If you’ve seen The Devil’s Rejects, there is all a much of a muchness to 3 from Hell. The plot generally follows the same path, swapping William Forsythe’s pursuing sheriff for Emilio Rivera’s vengeful cartel leader. Certainly, Bill Moseley has settled into the role of Otis with a great deal of assurance and owns the part. On the other hand, Sheri Moon Zombie (Mrs Rob Zombie who has appeared in all of his films so far) gives a performance of giggly insanity that is allowed to go on far too long and can politely be called self-indulgent.

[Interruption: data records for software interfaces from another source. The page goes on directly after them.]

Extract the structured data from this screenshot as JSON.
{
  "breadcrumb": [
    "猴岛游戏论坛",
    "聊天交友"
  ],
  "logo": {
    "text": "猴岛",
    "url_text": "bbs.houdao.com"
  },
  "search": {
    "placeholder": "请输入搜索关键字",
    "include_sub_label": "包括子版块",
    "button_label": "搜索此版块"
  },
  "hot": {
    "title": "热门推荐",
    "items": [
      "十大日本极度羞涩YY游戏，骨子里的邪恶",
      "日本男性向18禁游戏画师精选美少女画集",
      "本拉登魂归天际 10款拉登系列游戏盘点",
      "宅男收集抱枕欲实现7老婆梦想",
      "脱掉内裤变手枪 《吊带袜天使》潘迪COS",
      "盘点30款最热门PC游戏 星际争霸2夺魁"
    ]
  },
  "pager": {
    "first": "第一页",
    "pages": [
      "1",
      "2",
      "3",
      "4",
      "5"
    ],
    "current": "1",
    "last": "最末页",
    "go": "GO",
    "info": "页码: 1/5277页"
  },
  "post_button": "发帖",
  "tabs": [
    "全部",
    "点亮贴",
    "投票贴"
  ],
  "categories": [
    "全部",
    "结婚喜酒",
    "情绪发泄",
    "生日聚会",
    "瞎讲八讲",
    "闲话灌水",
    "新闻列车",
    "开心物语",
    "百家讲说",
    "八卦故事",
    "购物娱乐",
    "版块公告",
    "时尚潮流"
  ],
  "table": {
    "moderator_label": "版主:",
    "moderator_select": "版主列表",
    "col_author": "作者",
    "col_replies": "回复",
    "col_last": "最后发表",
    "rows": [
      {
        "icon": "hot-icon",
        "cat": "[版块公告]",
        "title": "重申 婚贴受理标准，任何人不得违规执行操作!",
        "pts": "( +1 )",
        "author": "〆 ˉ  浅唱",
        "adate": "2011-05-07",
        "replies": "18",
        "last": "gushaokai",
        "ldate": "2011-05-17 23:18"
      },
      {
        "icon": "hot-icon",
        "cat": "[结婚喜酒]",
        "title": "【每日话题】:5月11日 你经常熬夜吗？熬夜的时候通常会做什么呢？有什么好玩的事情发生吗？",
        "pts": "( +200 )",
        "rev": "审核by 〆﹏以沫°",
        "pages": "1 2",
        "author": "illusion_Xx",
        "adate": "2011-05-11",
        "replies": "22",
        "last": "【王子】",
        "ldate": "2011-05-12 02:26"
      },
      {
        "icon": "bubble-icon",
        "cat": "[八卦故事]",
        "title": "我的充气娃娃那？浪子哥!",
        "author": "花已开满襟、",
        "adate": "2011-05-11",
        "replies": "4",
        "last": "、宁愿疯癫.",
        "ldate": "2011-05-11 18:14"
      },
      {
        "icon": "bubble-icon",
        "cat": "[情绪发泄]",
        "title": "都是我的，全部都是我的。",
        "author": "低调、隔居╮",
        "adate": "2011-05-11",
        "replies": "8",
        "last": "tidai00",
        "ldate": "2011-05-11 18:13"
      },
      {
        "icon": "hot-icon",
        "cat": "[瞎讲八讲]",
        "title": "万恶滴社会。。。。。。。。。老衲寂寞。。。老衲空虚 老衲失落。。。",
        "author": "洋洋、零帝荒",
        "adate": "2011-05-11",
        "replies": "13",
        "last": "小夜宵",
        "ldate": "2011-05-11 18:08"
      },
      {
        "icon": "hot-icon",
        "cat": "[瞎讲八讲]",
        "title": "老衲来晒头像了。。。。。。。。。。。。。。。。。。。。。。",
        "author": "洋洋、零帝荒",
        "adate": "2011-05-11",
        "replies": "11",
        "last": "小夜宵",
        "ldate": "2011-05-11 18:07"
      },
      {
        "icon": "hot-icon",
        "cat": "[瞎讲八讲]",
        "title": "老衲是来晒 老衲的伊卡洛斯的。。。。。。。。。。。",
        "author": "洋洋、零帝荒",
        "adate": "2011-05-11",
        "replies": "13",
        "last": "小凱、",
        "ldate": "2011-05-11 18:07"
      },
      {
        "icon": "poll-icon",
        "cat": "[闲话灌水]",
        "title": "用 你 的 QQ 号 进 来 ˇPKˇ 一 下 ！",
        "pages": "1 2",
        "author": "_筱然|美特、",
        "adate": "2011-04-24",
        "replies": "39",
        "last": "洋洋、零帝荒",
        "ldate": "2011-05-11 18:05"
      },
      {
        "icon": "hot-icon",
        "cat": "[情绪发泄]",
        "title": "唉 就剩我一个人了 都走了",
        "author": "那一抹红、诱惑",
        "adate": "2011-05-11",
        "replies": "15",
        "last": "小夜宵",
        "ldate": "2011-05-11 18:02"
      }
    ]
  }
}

As usual, Rob Zombie gathers a long list of actors who have past genre careers. These include B movie veteran Clint Howard as an ill-fated party clown; horror regular Bill Oberst Jr. as a redneck hunter who tries to capture Richard Brake; a small role from Danny Trejo as the murdered cartel head; and several faces like Daniel Roebuck, Richard Riehle, Seam Whalen and Chaz Bono in small parts on the tv clips, as well as Austin Stoker from Battle for the Planet of the Apes (1973) and Assault on Precinct 13 (1976) as a newscaster. The most striking of these is Dee Wallace, a genre regular and cast at about 180 degrees remove from her most famous role as Elliott’s mother in E.T. – The Extra-Terrestrial (1982), in a venomous and nasty role as a prison guard.